Internship Program
Oral Question Period

2:50 p.m.

Ottawa South
Ontario

Liberal

John Manley Minister of Industry

Mr. Speaker, the program was initiated in April 1997 and was intended to give work experience to young graduates, by twinning them with SMBs in Canada or abroad to support export development.

The alliance of manufacturers managed the implementation of the program. It was cancelled in June 1998 following an independent evaluation and audit, which concluded that the low level of business participation did not justify the continuation of the program. It was a necessary but difficult decision.

The Senate
Oral Question Period

2:50 p.m.

NDP

Lorne Nystrom Qu'Appelle, SK

Mr. Speaker, I want to ask the Prime Minister about his constitutional responsibility to appoint senators.

Later on this afternoon the government will use its majority in the House to approve an 11.7% cost overrun in the Senate's budget. Last week the Prime Minister said that when there was a large consensus on the Senate he would act.

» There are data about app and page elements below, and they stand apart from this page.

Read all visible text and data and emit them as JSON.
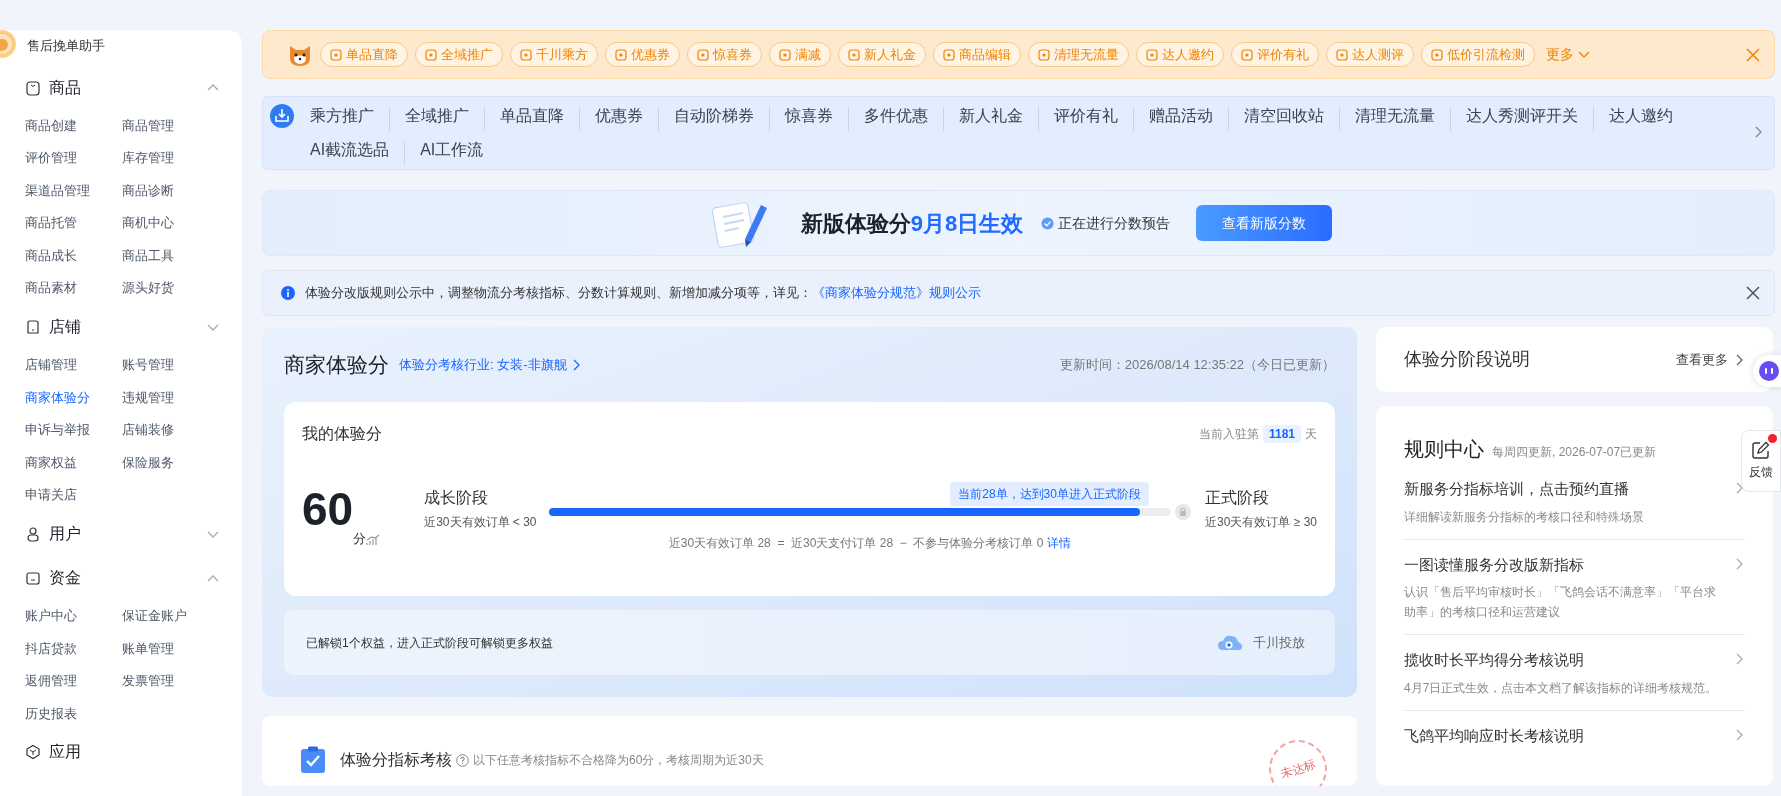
{
  "sidebar": {
    "helper": "售后挽单助手",
    "groups": [
      {
        "title": "商品",
        "expanded": true,
        "items": [
          {
            "label": "商品创建",
            "selected": false
          },
          {
            "label": "商品管理",
            "selected": false
          },
          {
            "label": "评价管理",
            "selected": false
          },
          {
            "label": "库存管理",
            "selected": false
          },
          {
            "label": "渠道品管理",
            "selected": false
          },
          {
            "label": "商品诊断",
            "selected": false
          },
          {
            "label": "商品托管",
            "selected": false
          },
          {
            "label": "商机中心",
            "selected": false
          },
          {
            "label": "商品成长",
            "selected": false
          },
          {
            "label": "商品工具",
            "selected": false
          },
          {
            "label": "商品素材",
            "selected": false
          },
          {
            "label": "源头好货",
            "selected": false
          }
        ]
      },
      {
        "title": "店铺",
        "expanded": false,
        "items": [
          {
            "label": "店铺管理",
            "selected": false
          },
          {
            "label": "账号管理",
            "selected": false
          },
          {
            "label": "商家体验分",
            "selected": true
          },
          {
            "label": "违规管理",
            "selected": false
          },
          {
            "label": "申诉与举报",
            "selected": false
          },
          {
            "label": "店铺装修",
            "selected": false
          },
          {
            "label": "商家权益",
            "selected": false
          },
          {
            "label": "保险服务",
            "selected": false
          },
          {
            "label": "申请关店",
            "selected": false
          }
        ]
      },
      {
        "title": "用户",
        "expanded": false
      },
      {
        "title": "资金",
        "expanded": true,
        "items": [
          {
            "label": "账户中心",
            "selected": false
          },
          {
            "label": "保证金账户",
            "selected": false
          },
          {
            "label": "抖店贷款",
            "selected": false
          },
          {
            "label": "账单管理",
            "selected": false
          },
          {
            "label": "返佣管理",
            "selected": false
          },
          {
            "label": "发票管理",
            "selected": false
          },
          {
            "label": "历史报表",
            "selected": false
          }
        ]
      },
      {
        "title": "应用"
      }
    ]
  },
  "quick_bar": {
    "items": [
      "单品直降",
      "全域推广",
      "千川乘方",
      "优惠券",
      "惊喜券",
      "满减",
      "新人礼金",
      "商品编辑",
      "清理无流量",
      "达人邀约",
      "评价有礼",
      "达人测评",
      "低价引流检测"
    ],
    "more": "更多"
  },
  "nav_links": [
    "乘方推广",
    "全域推广",
    "单品直降",
    "优惠券",
    "自动阶梯券",
    "惊喜券",
    "多件优惠",
    "新人礼金",
    "评价有礼",
    "赠品活动",
    "清空回收站",
    "清理无流量",
    "达人秀测评开关",
    "达人邀约",
    "AI截流选品",
    "AI工作流"
  ],
  "banner": {
    "title": "新版体验分",
    "highlight": "9月8日生效",
    "status": "正在进行分数预告",
    "button": "查看新版分数"
  },
  "notice": {
    "text": "体验分改版规则公示中，调整物流分考核指标、分数计算规则、新增加减分项等，详见：",
    "link": "《商家体验分规范》规则公示"
  },
  "score_panel": {
    "title": "商家体验分",
    "industry": "体验分考核行业: 女装-非旗舰",
    "updated": "更新时间：2026/08/14 12:35:22（今日已更新）",
    "card": {
      "title": "我的体验分",
      "days_prefix": "当前入驻第",
      "days": "1181",
      "days_suffix": "天",
      "score": "60",
      "unit": "分",
      "current_stage": {
        "name": "成长阶段",
        "condition": "近30天有效订单 < 30"
      },
      "next_stage": {
        "name": "正式阶段",
        "condition": "近30天有效订单 ≥ 30"
      },
      "progress": {
        "level": 0.95,
        "tooltip": "当前28单，达到30单进入正式阶段",
        "formula": "近30天有效订单 28  =  近30天支付订单 28  −  不参与体验分考核订单 0",
        "detail_link": "详情"
      }
    },
    "benefits": {
      "text": "已解锁1个权益，进入正式阶段可解锁更多权益",
      "channel": "千川投放"
    }
  },
  "metrics": {
    "title": "体验分指标考核",
    "hint": "以下任意考核指标不合格降为60分，考核周期为近30天",
    "stamp": "未达标"
  },
  "stage_info": {
    "title": "体验分阶段说明",
    "more": "查看更多"
  },
  "rule_center": {
    "title": "规则中心",
    "subtitle": "每周四更新, 2026-07-07已更新",
    "articles": [
      {
        "title": "新服务分指标培训，点击预约直播",
        "desc": "详细解读新服务分指标的考核口径和特殊场景"
      },
      {
        "title": "一图读懂服务分改版新指标",
        "desc": "认识「售后平均审核时长」「飞鸽会话不满意率」「平台求助率」的考核口径和运营建议"
      },
      {
        "title": "揽收时长平均得分考核说明",
        "desc": "4月7日正式生效，点击本文档了解该指标的详细考核规范。"
      },
      {
        "title": "飞鸽平均响应时长考核说明"
      }
    ]
  },
  "feedback": {
    "label": "反馈",
    "unread": true
  }
}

In light of the fact that over 90% of Canadian people do not support the existing Senate in any way at all, I want to ask the Prime Minister whether or not he will acknowledge that consensus, listen to the people, put a freeze on appointments and agree to an all-party committee to look at the whole process of what we do with the Senate.

The Senate
Oral Question Period

2:55 p.m.

Saint-Maurice
Québec

Liberal

Jean Chrétien Prime Minister

Mr. Speaker, everybody knows that to change the rules for the Upper House in Canada we need an amendment to the Canadian Constitution. We have debated this issue for years and years.

I am reporting to the House that there is no pressure by any government, and every government has an obligation to concur in the changes before we can proceed. I do not think we can do that at this time.

I do not think it would be useful to open debate on the Constitution. I do not think Canadians are ready for it at this time. They have had enough debate on the Constitution over the last 10 years.

Taxation
Oral Question Period

2:55 p.m.

Progressive Conservative

Scott Brison Kings—Hants, NS

Mr. Speaker, my question is for the Minister of National Revenue. In its ongoing efforts to build a richer government within a poorer country, the government has now decided to deduct employment insurance premiums from volunteer firefighters who receive honorariums.

Volunteer firefighters risk their lives to protect and serve their fellow citizens and they receive small honorariums in return. The government is rewarding their brave service with a cowardly tax grab.

Will the Minister of National Revenue stop this deplorable tax grab now?

Taxation
Oral Question Period

2:55 p.m.

Vancouver South—Burnaby
B.C.

Liberal

Herb Dhaliwal Minister of National Revenue

Mr. Speaker, the hon. member should have stood and applauded the Minister of Finance who increased the $500 to $1,000 for volunteer firefighters in the last budget.

In terms of deductions for the amount paid, this is something I am looking at right now because of the representations made by many of my colleagues. I will report back on what we will do. It is a very important issue and we are reviewing it right now.

Canadian Public Service
Oral Question Period

2:55 p.m.

Liberal

Eugène Bellemare Carleton—Gloucester, ON

Mr. Speaker, my question is for the President of the Treasury Board.

Public service retirees and employees are saying that the government wants to use the surplus in the public service, RCMP and National Defence pension funds without being entitled to.

What makes the Government of Canada think that it has the right to this surplus but the employees and the pensioners do not?